•       A new and interesting idea many are trying is the planning of virtual trips to regions of the world that are unknown to them, either alone or in a group with family and friends, doing online research on them, watching documentaries and films related to this region of the world, its geography, culture, customs, climate, etc. Exchanging what has been learned and discovered enriches this fun and educational experience even more. I’m still to try this one…


Find your space-Know thyself

Time alone can be sometimes scary but trust me, it’s worth it. If you can’t stand your own company you might be in for trouble. If you are spending the lockdown or isolation with a partner, family or a roommate, it is especially important to find time for yourself. Yes, time to be alone. It’s not as scary as it may seem. This can be a great time to reflect on goals and objectives, who I am and who I want to be. What is it time to change? Am I a better person today than I was yesterday? Can I take advantage of this extra time to become a better human being; compassionate, kinder, more aware, more present (!), or a more knowledgeable and competent professional? If we have a quiet space that we respectfully establish and care for, reflection will naturally follow. Meditation, breathing and relaxation exercises, prayer or simply presence and mindfulness are some of the many tools that encourage and strengthen this healthy practice.

New times, new challenges, and also new strategies. Let’s not forget that in every crisis there are opportunities. Did you know the Chinese language has two ideograms that make up the word “crisis”? These are translated both as “danger” and “chance” or “opportunity”.


Be grateful

Gratitude uplifts and nourishes the heart and this can only make our relationships with others and ourselves more compassionate and loving. Focusing on what we have rather than what’s lacking is the right attitude and we should never underestimate the important effect that a gratitude practice can have on our wellbeing.

In conclusion, faced with a crisis we have two options: either we become frightened and depressed, something that is very likely to paralise us rather than help us move forward or we decide with optimism and courage to make the most of the opportunities that such circumstance holds. YOU decide.
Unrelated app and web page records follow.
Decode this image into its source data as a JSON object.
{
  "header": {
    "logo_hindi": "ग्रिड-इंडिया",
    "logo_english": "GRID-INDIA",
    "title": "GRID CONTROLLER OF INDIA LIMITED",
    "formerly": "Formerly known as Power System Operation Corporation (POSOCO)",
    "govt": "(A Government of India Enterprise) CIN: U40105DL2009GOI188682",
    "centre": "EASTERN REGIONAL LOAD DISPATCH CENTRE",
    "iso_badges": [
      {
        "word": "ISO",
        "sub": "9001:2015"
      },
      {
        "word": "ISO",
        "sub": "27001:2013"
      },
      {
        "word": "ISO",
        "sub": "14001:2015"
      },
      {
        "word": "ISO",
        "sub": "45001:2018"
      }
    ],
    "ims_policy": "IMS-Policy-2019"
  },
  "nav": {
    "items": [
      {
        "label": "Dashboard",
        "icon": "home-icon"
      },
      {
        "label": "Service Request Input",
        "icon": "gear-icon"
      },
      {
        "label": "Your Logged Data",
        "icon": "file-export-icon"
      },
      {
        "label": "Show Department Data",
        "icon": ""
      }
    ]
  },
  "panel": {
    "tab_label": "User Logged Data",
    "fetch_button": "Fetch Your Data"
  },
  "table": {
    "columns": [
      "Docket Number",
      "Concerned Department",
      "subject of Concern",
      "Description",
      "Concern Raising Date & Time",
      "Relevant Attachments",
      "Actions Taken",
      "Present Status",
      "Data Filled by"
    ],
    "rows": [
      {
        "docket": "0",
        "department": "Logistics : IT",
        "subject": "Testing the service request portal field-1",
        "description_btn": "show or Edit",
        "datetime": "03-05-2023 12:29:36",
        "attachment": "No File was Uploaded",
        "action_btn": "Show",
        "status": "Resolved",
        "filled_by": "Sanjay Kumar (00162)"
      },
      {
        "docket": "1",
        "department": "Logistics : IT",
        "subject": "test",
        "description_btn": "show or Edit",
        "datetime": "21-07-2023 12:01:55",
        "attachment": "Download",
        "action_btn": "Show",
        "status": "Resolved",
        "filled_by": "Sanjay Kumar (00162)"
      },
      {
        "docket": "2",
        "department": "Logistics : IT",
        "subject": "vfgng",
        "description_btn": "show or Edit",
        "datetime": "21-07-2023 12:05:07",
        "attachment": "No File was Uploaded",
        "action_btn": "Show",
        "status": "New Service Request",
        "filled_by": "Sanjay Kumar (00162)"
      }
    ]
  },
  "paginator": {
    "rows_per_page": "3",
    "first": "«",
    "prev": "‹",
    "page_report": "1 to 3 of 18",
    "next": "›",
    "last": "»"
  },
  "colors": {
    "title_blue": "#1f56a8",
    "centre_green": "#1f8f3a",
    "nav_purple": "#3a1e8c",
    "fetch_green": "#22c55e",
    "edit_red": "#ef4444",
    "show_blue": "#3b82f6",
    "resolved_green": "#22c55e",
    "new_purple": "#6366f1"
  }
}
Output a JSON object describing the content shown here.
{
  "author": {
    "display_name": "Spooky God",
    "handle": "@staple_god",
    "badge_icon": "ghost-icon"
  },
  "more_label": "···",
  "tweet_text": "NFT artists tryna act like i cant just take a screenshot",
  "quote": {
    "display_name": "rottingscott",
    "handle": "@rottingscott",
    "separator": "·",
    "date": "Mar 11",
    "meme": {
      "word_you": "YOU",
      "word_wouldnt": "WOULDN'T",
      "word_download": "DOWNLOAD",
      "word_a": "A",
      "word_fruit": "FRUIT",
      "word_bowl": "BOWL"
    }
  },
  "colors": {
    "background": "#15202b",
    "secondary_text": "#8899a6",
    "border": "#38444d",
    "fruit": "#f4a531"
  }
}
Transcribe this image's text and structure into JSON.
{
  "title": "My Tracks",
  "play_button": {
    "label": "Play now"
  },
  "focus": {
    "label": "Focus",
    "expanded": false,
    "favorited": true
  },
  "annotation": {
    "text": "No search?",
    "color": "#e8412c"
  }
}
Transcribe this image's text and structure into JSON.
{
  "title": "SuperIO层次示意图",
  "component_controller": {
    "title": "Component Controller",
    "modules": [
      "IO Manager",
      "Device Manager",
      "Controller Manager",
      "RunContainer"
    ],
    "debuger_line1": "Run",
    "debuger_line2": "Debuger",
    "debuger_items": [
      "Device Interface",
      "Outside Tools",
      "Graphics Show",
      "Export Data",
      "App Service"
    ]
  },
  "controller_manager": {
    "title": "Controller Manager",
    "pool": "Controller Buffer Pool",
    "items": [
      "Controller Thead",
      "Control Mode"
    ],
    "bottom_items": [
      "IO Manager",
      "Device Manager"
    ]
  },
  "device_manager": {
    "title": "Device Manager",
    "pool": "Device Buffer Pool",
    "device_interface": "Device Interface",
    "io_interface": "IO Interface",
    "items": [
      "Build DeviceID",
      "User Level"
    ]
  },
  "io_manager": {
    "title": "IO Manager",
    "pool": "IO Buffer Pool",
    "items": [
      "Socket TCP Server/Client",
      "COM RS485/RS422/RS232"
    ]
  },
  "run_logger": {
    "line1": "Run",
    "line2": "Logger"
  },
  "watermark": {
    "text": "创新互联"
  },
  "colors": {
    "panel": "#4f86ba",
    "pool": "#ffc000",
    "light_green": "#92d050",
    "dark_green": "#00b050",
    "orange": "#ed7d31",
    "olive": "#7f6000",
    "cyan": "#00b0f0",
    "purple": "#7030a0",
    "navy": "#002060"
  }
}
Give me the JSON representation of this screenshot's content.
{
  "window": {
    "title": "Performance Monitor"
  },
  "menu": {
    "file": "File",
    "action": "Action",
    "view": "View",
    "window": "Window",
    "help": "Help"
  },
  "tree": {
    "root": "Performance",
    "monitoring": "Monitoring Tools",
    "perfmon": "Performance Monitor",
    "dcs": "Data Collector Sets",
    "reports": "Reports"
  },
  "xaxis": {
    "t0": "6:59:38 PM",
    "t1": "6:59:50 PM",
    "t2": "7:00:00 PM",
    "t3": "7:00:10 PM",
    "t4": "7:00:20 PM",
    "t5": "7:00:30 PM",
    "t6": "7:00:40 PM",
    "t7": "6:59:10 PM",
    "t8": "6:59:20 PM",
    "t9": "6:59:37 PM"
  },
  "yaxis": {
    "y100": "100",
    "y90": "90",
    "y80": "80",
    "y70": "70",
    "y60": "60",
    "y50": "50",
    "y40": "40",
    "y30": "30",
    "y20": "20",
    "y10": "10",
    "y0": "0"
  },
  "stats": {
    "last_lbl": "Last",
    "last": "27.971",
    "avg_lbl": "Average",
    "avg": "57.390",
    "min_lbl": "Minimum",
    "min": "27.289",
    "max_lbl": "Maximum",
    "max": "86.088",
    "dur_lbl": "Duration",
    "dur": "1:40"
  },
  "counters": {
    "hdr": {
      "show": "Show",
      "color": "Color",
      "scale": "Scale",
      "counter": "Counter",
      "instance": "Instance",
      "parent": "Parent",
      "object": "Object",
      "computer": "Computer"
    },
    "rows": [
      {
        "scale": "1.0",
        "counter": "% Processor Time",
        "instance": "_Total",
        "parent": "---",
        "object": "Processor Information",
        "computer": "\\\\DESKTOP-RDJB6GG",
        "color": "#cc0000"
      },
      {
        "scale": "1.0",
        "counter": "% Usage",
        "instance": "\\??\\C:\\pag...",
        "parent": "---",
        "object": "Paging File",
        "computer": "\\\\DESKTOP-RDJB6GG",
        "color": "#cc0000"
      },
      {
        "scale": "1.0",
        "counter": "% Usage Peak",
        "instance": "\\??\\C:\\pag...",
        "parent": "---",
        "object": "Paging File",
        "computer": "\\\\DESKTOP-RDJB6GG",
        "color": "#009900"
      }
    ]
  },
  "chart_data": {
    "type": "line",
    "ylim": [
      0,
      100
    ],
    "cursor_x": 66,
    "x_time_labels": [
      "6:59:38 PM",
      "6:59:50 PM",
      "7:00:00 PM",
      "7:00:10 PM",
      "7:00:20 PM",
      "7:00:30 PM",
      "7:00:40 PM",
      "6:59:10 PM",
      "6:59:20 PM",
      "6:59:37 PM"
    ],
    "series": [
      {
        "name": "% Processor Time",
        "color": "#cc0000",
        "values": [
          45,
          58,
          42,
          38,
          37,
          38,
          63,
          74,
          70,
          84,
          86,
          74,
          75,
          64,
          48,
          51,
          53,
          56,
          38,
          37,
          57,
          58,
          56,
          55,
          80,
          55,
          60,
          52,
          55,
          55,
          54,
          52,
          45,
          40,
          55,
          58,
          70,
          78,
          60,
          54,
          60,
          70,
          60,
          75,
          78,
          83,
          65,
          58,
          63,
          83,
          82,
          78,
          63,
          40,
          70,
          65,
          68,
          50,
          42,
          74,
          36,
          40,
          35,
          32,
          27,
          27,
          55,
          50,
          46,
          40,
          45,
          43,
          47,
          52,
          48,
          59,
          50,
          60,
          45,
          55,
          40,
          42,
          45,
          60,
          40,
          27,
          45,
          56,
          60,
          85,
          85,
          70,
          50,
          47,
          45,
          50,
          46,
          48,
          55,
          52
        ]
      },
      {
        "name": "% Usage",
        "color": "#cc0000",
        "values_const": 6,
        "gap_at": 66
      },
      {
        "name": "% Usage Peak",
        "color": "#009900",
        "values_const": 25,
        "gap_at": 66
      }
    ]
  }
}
By Patricia C Prada Jimenez and the Blogs Team


“Whether you think you can do it or you think you can’t, you are right.” Henry Ford